Members of the Maryland Human Trafficking Task Force removed three women, including two teenagers, Wednesday night and early Thursday morning from the Garden Inn in Laurel, near the inn where authorities found a 12-year-old girl on Monday who officials say was being trafficked as a prostitute in Atlantic City, N.J., and Washington. In both cases, police said they were tipped off by people aware of the women's circumstances.
Gabriel "Echo" Dreke-Hernandez, 23, of the 8800 block of Berkshire Drive in Hyattsville was arrested Thursday when he arrived at the Garden Inn, Anne Arundel County police said. He has been charged with multiple counts of human trafficking, including human trafficking of a minor, first- and second-degree assault, kidnapping and related charges. According to court records, he was initially jailed in lieu of $4 million bail, but a judge ordered him held Friday without bail.
Police said that in the Garden Inn case, they were alerted by a family member who was contacted by a friend of a 19-year-old Glenville woman who said she had been abducted and forced into prostitution. They arranged to meet the 19-year-old at the hotel about 10:15 p.m. Wednesday, and took her from there.
When questioned, she told them there were two other women there — a 16-year-old from Adelphi and a 23-year-old from Hyattsville, they said.
The 19-year-old told police she had been at a party in April in Prince George's County, where she met a man who took her elsewhere, police said.
"She went to another location, believing it was another party or something," Mulcahy said.

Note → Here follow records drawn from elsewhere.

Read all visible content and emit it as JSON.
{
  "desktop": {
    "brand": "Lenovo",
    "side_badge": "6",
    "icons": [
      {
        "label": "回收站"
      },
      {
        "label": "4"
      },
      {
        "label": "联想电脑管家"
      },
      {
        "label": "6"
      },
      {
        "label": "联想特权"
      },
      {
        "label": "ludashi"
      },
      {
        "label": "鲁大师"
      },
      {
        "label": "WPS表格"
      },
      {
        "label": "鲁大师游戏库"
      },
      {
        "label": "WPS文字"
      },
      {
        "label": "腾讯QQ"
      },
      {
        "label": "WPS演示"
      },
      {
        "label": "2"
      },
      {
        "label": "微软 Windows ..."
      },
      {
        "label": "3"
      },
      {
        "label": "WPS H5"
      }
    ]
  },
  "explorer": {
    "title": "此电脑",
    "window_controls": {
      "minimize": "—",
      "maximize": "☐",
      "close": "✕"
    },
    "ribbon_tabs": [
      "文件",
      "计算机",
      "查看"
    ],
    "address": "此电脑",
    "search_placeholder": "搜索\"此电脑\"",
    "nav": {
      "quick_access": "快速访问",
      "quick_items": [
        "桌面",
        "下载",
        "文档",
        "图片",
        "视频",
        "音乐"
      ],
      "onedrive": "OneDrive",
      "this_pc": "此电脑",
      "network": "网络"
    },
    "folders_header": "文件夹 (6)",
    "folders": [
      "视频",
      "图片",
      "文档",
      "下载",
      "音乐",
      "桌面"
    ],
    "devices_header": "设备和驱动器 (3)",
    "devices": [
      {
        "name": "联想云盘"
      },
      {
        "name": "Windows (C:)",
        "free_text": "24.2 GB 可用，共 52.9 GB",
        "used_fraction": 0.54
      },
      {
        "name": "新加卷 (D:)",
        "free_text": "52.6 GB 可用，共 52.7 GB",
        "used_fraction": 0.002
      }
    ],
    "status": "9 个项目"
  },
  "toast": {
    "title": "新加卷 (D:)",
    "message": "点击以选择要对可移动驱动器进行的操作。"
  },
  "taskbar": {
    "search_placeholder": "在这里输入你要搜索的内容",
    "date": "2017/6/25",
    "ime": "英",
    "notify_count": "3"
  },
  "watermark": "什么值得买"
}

The man took her to a hotel, where she was threatened, assaulted and forced into prostitution, police said. Police said they have no indication that she had engaged in prostitution before that. At the hotel, they said, Dreke-Hernandez choked her and banged her head against the wall repeatedly before placing a knife to her throat and demanding that she follow his orders, police said. She told police that he kept all of the money that was collected. At one point, when she said she would not prostitute any longer, he pulled her into a bathroom and threatened her with a knife, police said. They said she also feared him because of his constant physical assaults and threats to harm her and her family.